**Problem to work on**
In the records below, count every line where the string "data" appears, and reply with the count only.

═════ Records provided

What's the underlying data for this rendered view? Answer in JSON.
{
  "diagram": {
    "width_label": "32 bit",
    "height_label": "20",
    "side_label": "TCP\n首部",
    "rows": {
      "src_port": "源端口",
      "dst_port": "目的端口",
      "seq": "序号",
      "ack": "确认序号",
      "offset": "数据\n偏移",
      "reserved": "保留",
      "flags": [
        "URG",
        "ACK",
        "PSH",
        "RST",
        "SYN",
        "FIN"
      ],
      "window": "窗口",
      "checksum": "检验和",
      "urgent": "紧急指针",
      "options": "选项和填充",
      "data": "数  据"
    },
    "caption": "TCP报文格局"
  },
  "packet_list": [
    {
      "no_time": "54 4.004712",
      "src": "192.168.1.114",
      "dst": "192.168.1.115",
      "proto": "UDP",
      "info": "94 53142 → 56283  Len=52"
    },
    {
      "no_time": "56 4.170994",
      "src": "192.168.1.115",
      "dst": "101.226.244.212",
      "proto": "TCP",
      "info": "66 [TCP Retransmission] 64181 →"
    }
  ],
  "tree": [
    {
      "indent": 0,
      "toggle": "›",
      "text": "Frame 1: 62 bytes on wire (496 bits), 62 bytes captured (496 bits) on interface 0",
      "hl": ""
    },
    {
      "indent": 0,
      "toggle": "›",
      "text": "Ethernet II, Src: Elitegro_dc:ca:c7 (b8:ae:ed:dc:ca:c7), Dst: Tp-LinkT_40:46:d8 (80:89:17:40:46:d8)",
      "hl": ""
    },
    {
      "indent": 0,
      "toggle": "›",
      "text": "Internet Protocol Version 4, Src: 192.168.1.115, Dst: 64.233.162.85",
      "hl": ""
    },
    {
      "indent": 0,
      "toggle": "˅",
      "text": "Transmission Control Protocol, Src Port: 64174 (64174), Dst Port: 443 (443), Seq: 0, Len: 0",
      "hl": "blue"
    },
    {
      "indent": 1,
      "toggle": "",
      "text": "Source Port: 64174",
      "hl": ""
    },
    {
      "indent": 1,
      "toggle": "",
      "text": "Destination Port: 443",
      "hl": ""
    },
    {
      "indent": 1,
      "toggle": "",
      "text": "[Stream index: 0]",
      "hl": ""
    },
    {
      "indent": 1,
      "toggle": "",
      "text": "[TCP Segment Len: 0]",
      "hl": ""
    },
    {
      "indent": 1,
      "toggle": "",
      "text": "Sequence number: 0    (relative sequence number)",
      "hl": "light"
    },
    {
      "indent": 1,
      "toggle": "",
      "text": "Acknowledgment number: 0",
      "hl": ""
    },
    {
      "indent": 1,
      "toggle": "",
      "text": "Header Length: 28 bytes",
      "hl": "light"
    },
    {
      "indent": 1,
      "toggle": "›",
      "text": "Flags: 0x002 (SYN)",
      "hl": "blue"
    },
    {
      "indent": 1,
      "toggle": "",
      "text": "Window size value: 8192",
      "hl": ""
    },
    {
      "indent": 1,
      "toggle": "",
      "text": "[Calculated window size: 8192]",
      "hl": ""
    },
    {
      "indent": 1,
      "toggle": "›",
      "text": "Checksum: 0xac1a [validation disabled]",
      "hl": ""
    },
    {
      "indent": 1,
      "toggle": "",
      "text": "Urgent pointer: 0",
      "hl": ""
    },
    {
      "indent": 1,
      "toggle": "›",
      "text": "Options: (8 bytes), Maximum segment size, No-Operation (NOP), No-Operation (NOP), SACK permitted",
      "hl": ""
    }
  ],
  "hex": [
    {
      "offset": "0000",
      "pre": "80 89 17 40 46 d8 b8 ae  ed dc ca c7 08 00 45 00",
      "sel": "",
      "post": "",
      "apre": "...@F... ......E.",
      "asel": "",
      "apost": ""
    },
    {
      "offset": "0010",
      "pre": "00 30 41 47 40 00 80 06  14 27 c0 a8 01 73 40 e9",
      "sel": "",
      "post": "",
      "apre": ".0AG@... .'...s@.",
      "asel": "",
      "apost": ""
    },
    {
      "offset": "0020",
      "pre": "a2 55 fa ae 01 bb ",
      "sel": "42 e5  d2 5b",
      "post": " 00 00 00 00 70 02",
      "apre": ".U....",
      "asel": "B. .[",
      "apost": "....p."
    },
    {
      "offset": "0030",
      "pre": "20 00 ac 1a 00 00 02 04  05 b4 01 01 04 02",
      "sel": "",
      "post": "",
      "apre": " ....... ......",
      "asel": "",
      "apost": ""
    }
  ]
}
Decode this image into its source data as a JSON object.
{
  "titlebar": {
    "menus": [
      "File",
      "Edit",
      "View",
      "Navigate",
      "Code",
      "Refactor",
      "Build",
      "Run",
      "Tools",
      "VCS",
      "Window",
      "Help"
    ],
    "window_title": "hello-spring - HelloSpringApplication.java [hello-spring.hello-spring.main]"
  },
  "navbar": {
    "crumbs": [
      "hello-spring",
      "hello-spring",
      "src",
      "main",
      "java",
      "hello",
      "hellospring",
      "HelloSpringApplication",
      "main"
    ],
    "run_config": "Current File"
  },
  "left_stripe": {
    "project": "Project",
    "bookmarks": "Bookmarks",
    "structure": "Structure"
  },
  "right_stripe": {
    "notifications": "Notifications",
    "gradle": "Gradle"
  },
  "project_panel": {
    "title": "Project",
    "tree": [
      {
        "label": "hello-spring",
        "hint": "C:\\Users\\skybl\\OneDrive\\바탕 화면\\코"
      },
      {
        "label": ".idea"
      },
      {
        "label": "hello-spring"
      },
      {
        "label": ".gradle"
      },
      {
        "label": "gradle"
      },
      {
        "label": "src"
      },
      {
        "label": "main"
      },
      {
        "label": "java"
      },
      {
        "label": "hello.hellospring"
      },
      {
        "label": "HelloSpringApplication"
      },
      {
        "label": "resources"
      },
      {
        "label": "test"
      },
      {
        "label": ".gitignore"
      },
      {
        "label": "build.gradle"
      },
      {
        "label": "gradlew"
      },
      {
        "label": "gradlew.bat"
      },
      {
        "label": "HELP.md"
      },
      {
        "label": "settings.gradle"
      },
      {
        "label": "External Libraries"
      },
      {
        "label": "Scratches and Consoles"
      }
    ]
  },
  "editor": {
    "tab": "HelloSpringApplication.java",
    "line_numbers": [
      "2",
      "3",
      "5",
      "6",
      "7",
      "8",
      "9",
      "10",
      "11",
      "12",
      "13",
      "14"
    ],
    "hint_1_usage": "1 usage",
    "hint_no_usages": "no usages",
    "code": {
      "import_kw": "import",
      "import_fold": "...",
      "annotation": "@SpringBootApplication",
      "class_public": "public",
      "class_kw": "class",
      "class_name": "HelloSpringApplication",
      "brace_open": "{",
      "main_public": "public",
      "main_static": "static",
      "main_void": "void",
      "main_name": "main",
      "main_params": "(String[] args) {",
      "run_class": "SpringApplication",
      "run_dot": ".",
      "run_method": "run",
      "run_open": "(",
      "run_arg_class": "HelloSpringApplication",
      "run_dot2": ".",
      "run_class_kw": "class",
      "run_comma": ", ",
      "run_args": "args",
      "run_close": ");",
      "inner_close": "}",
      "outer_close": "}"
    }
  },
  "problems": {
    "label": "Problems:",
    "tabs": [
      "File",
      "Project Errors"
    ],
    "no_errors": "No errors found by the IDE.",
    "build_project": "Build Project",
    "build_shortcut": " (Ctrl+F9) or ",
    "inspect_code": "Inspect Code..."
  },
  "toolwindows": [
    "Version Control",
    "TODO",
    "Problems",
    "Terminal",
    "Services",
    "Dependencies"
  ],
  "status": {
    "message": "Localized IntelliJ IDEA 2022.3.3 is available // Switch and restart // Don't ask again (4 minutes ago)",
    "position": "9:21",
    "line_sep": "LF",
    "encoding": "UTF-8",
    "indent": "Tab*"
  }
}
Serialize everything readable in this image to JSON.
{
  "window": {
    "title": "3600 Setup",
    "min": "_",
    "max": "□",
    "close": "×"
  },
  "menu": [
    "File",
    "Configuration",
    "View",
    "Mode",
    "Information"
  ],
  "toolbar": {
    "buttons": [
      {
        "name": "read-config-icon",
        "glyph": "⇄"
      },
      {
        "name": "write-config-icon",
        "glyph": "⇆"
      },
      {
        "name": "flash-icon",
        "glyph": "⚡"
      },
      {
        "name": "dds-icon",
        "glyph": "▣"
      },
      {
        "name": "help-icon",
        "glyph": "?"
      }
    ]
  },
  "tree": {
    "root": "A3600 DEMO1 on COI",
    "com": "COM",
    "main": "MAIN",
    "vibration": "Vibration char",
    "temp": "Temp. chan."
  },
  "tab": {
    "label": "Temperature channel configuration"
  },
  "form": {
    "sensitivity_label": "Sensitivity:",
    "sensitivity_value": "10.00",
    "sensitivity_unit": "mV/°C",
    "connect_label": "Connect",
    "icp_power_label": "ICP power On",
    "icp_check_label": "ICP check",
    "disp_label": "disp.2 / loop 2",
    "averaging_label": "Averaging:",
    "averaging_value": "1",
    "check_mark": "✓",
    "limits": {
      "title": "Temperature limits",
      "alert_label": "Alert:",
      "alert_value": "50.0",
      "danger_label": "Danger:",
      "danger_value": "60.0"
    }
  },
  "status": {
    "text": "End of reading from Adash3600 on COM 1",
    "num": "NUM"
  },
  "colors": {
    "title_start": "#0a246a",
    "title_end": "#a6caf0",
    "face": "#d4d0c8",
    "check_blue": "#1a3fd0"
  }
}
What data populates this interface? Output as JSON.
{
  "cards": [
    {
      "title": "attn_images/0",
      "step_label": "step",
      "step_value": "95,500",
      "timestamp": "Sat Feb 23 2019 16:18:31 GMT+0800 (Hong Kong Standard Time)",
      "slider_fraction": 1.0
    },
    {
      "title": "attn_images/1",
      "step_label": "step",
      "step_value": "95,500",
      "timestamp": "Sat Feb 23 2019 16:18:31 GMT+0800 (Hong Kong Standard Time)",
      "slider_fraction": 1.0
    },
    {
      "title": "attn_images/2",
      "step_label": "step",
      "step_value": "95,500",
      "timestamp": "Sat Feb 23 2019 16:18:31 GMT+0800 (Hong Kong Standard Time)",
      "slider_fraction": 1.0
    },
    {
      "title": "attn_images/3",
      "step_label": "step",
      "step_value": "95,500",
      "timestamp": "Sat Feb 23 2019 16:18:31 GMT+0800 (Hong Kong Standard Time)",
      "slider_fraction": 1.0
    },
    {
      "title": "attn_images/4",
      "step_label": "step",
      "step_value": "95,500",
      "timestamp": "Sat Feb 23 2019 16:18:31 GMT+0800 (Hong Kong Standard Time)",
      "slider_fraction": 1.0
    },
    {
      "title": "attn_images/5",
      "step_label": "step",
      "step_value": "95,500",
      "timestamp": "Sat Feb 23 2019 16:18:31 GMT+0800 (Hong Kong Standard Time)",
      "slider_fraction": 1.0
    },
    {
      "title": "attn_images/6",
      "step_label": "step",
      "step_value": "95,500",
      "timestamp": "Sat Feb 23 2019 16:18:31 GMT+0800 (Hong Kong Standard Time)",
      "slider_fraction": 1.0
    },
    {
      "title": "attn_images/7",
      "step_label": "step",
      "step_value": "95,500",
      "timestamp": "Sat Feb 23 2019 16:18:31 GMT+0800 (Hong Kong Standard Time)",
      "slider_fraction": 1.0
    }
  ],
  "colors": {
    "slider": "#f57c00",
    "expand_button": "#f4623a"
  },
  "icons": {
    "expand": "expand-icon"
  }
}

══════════

**Answer to this problem**
4